The directors of financial aid at Columbia University, the University of Texas at Austin and the University of Southern California held shares in a student loan company that each of the universities recommends to student borrowers, and in at least two cases profited handsomely.
The personal stake of the three university officials in the company, now known as Student Loan Xpress, is the latest revelation in an expanding investigation by Attorney General Andrew M. Cuomo of New York into the relationships between student loan companies and universities. Student Loan Xpress is one of the “preferred lenders” recommended at all three universities.
Government filings show that the three officials sold shares in a stock offering by the parent company of Student Loan Xpress in 2003 and held additional stock options in the company, known as Education Lending Group. One of the officials made more than $100,000, according to documents and lawyers in Mr. Cuomo’s office. In one case, that of Texas, the official says he was invited to invest in the company.
The documents show the largest gains went to David Charlow, executive director of financial aid at Columbia University. Columbia said yesterday that it had put Mr. Charlow on paid leave “pending a full review.” . . . .

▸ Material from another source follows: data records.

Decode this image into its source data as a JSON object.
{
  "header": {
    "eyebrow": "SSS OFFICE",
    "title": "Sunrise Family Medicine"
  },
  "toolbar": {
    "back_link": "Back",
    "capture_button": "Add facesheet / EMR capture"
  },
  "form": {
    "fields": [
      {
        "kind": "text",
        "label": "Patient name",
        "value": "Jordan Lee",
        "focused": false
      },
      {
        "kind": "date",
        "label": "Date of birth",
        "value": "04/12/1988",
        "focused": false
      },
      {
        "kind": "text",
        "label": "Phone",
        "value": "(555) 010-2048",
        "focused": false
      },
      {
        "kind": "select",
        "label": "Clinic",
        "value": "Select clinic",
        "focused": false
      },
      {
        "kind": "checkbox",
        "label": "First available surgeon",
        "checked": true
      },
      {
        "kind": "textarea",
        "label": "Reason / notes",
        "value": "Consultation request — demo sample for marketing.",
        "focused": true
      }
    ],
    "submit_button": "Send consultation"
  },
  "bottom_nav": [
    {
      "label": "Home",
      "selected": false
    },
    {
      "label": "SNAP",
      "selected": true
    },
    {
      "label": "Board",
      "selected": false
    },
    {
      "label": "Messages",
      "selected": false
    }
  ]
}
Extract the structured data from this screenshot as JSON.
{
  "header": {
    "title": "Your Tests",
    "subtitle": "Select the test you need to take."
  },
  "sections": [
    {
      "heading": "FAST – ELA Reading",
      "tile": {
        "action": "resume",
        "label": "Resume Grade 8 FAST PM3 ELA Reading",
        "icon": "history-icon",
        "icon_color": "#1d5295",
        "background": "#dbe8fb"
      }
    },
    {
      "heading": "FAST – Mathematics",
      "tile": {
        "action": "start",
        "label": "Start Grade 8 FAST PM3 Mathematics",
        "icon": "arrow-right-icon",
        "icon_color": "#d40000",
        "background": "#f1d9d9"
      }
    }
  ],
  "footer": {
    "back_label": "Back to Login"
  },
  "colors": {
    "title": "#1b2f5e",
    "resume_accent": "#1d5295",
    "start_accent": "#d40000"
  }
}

If banks were submitting blind bids for the billions in student loans, rather than being guaranteed a fixed amount of profit by Congress (thank you, Mr. Boehner), this kind of corruption could be eliminated because the lowest bid would recommend themselves for the business. See earlier Washington Post story on the idea.